Search the data for "icon". Return each matching line.

(Records from a collection)
________________________
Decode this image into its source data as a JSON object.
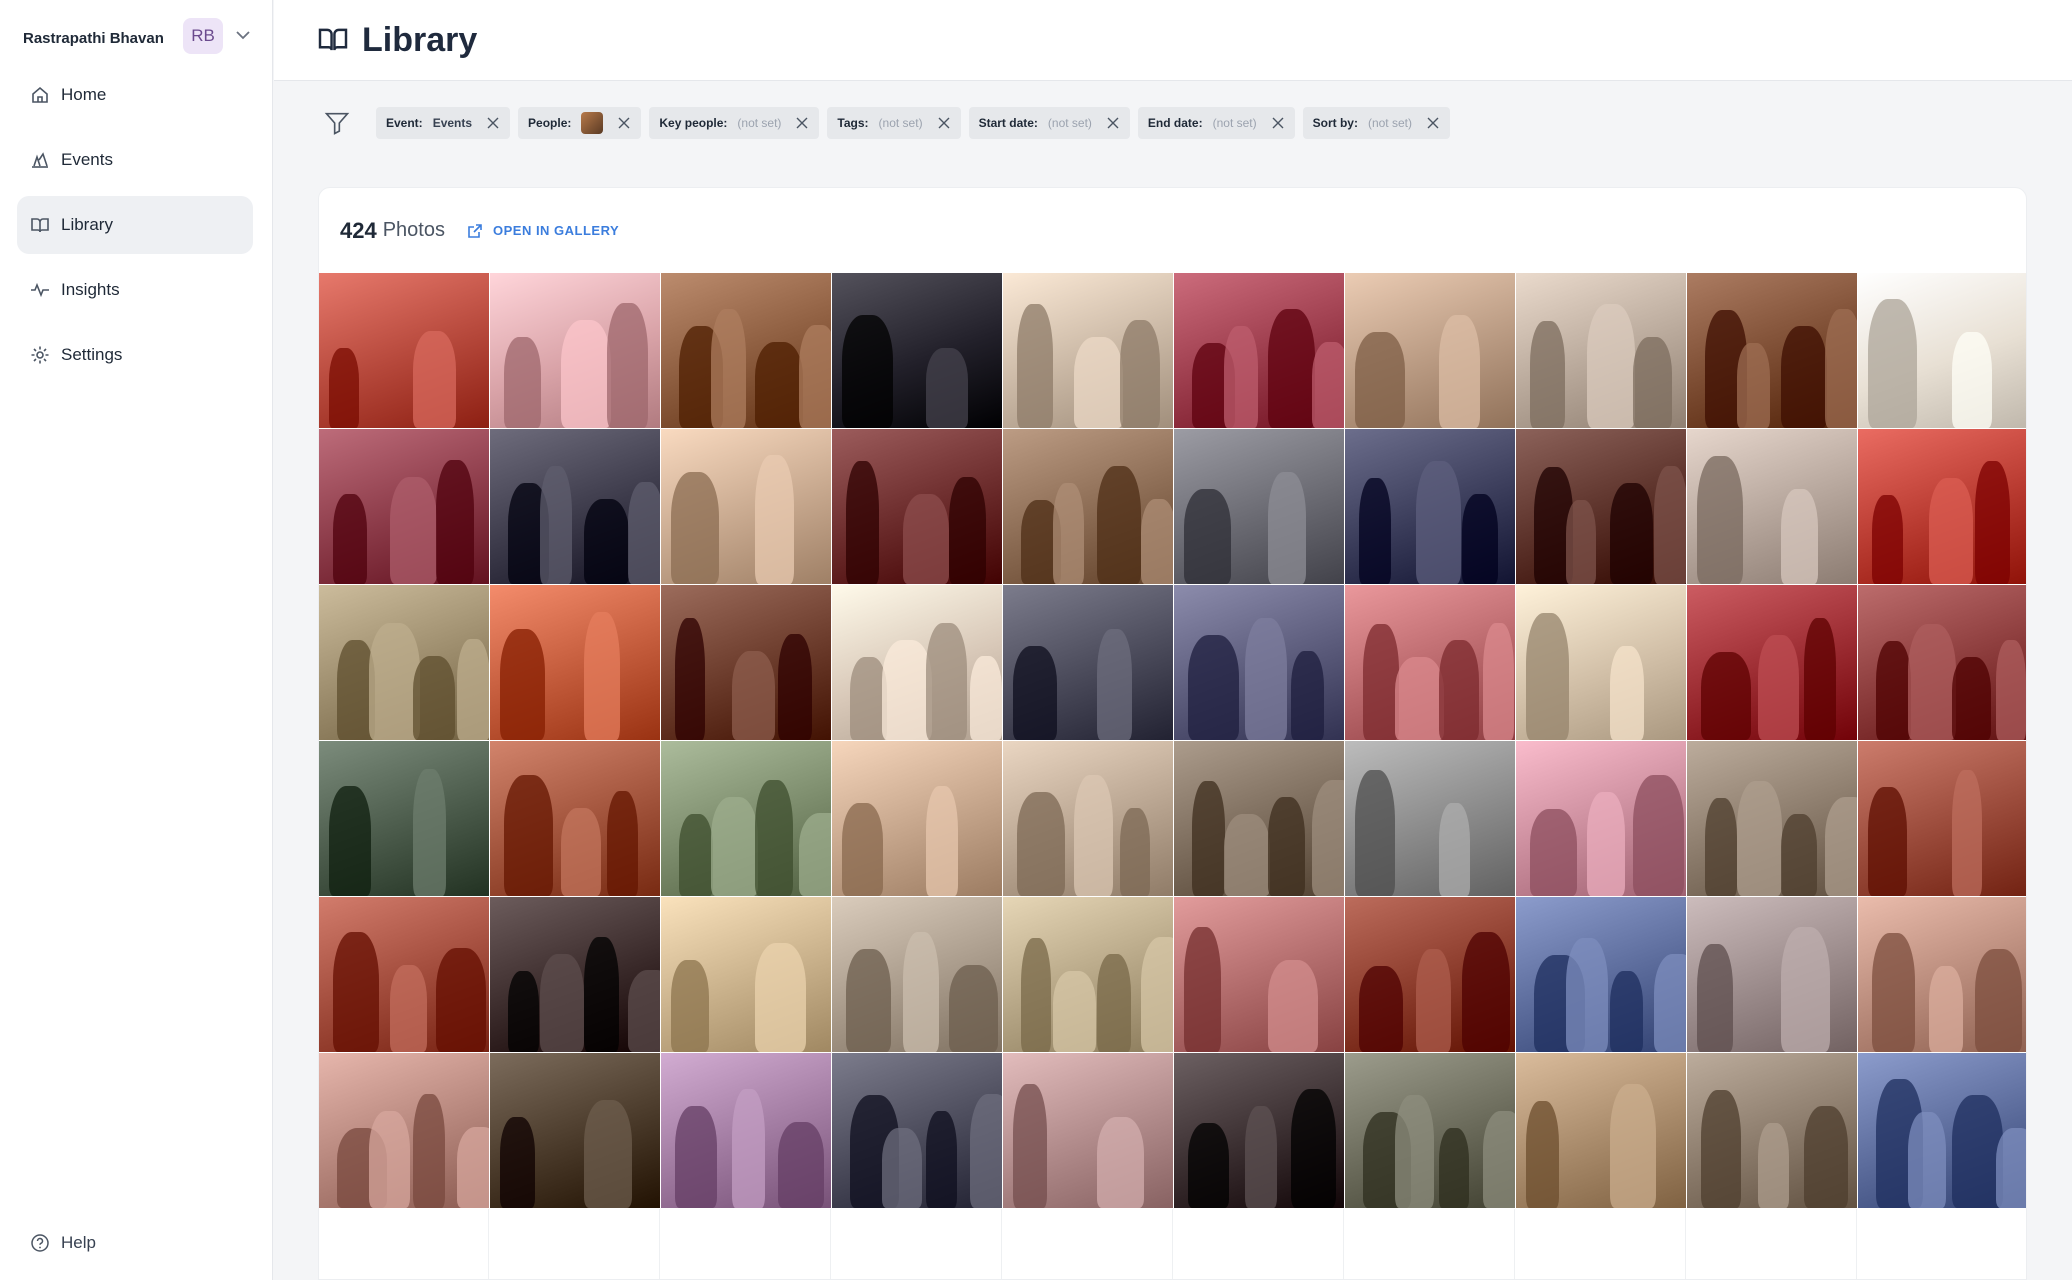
{
  "sidebar": {
    "org_name": "Rastrapathi Bhavan",
    "avatar_initials": "RB",
    "items": [
      {
        "label": "Home",
        "icon": "home-icon"
      },
      {
        "label": "Events",
        "icon": "events-icon"
      },
      {
        "label": "Library",
        "icon": "book-icon"
      },
      {
        "label": "Insights",
        "icon": "pulse-icon"
      },
      {
        "label": "Settings",
        "icon": "gear-icon"
      }
    ],
    "help_label": "Help"
  },
  "header": {
    "title": "Library"
  },
  "filters": [
    {
      "label": "Event:",
      "value": "Events",
      "set": true
    },
    {
      "label": "People:",
      "value": "",
      "set": true,
      "face": true
    },
    {
      "label": "Key people:",
      "value": "(not set)",
      "set": false
    },
    {
      "label": "Tags:",
      "value": "(not set)",
      "set": false
    },
    {
      "label": "Start date:",
      "value": "(not set)",
      "set": false
    },
    {
      "label": "End date:",
      "value": "(not set)",
      "set": false
    },
    {
      "label": "Sort by:",
      "value": "(not set)",
      "set": false
    }
  ],
  "library": {
    "count": "424",
    "count_label": "Photos",
    "gallery_link": "OPEN IN GALLERY"
  },
  "colors": {
    "accent": "#3b7ddd",
    "avatar_bg": "#ede4f7",
    "active_nav": "#eef0f3"
  },
  "photos": [
    "#b5473a",
    "#d9a3a8",
    "#8a5a3c",
    "#22202a",
    "#c9b7a4",
    "#9a3a4a",
    "#b99a82",
    "#b8a89a",
    "#7a4a30",
    "#e8e0d4",
    "#8b3a48",
    "#3c3a4a",
    "#c7a88e",
    "#6a2a2a",
    "#8a6a52",
    "#6a6a72",
    "#3a3c5a",
    "#5a3028",
    "#b4a49a",
    "#b83a30",
    "#9a8a6a",
    "#c25a3a",
    "#6a3a2a",
    "#d8c8b8",
    "#4a4a5a",
    "#5a5a7a",
    "#b8666a",
    "#d2c0a8",
    "#9a2a30",
    "#8a3a3a",
    "#4a5a4a",
    "#a0523a",
    "#7a8a6a",
    "#c4a48a",
    "#b8a490",
    "#7a6a5a",
    "#8a8a8a",
    "#c88a9a",
    "#8a7a6a",
    "#9a4a3a",
    "#a04a3a",
    "#3a2a2a",
    "#c8b08a",
    "#a89a8a",
    "#b4a484",
    "#b06a6a",
    "#8a3a2a",
    "#5a6a9a",
    "#9a8a8a",
    "#b88a7a",
    "#b4847a",
    "#4a3a2a",
    "#a07aa0",
    "#4a4a5a",
    "#b08a8a",
    "#3a2e30",
    "#6a6a5a",
    "#a88a6a",
    "#8a7a6a",
    "#5a6a9a"
  ]
}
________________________
TASK SOLUTION:
        "icon": "home-icon"
        "icon": "events-icon"
        "icon": "book-icon"
        "icon": "pulse-icon"
        "icon": "gear-icon"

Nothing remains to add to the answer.